United States v. Djokich, No. 10-2294 (1st Cir. 2012)Annotate this Case

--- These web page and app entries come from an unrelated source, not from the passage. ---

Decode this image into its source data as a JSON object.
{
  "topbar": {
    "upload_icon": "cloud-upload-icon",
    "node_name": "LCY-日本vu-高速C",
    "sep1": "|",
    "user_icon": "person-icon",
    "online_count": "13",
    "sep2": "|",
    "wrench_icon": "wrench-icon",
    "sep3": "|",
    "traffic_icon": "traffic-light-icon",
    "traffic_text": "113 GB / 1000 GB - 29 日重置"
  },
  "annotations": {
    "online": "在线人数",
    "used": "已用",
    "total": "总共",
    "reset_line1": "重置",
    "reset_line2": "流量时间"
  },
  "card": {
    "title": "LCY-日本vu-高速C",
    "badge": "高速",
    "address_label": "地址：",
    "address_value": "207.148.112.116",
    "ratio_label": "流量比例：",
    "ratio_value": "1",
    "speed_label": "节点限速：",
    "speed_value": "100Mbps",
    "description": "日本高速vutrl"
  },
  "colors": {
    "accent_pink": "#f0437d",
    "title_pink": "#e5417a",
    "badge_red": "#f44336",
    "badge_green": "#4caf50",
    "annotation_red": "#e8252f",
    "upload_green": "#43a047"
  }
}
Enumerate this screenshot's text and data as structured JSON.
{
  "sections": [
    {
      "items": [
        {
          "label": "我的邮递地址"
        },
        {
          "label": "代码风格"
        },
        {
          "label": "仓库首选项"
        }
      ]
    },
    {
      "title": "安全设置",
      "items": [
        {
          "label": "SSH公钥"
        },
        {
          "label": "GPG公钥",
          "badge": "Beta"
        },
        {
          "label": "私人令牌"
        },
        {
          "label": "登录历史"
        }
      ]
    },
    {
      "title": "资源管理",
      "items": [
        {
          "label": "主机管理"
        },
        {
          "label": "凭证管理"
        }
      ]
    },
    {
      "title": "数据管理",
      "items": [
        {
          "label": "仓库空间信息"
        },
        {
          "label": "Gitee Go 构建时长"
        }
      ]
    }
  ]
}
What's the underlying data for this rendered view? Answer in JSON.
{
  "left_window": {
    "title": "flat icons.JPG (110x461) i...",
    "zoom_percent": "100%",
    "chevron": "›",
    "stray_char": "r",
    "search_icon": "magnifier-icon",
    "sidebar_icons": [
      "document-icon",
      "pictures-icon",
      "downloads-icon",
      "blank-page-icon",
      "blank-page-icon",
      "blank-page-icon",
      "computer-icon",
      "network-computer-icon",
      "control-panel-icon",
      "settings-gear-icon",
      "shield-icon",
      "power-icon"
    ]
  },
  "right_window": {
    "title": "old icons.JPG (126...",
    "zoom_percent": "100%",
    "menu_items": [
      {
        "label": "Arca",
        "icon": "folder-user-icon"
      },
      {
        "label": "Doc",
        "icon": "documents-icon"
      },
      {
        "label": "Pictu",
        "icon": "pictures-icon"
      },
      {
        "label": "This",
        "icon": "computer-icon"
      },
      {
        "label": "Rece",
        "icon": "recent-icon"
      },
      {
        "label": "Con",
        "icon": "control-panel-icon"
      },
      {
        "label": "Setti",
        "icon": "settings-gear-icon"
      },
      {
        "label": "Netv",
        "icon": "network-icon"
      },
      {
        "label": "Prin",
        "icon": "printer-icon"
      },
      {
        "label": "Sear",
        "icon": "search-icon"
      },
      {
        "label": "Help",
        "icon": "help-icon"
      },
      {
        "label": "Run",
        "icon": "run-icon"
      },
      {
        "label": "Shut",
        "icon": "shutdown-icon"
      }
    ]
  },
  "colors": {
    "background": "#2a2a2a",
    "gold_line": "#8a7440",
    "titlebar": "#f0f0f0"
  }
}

Appellant was convicted of conspiracy to commit kidnapping and conspiracy to use interstate commerce facilities in the commission of murder for hire. Appellant appealed, arguing that the district court erred in denying his motion to dismiss the indictment on the grounds of outrageous government misconduct in manufacturing federal jurisdiction and in refusing to instruct the jury on the defense of jurisdictional entrapment. Both arguments depended on the contention that the government created United States jurisdiction by unlawfully orchestrating a change in location for the crimes that Appellant conspired to commit. The First Circuit Court of Appeals affirmed, holding (1) without evidence that Appellant was coerced or unduly induced, or evidence that the government engaged in some other type of outrageous misconduct, the district court did nor err by denying Appellant's motion to dismiss; and (2) as Appellant plainly failed to satisfy his burden to make a threshold showing of inducement, the district court did not err in refusing to give Appellant's proposed jurisdictional entrapment jury instruction.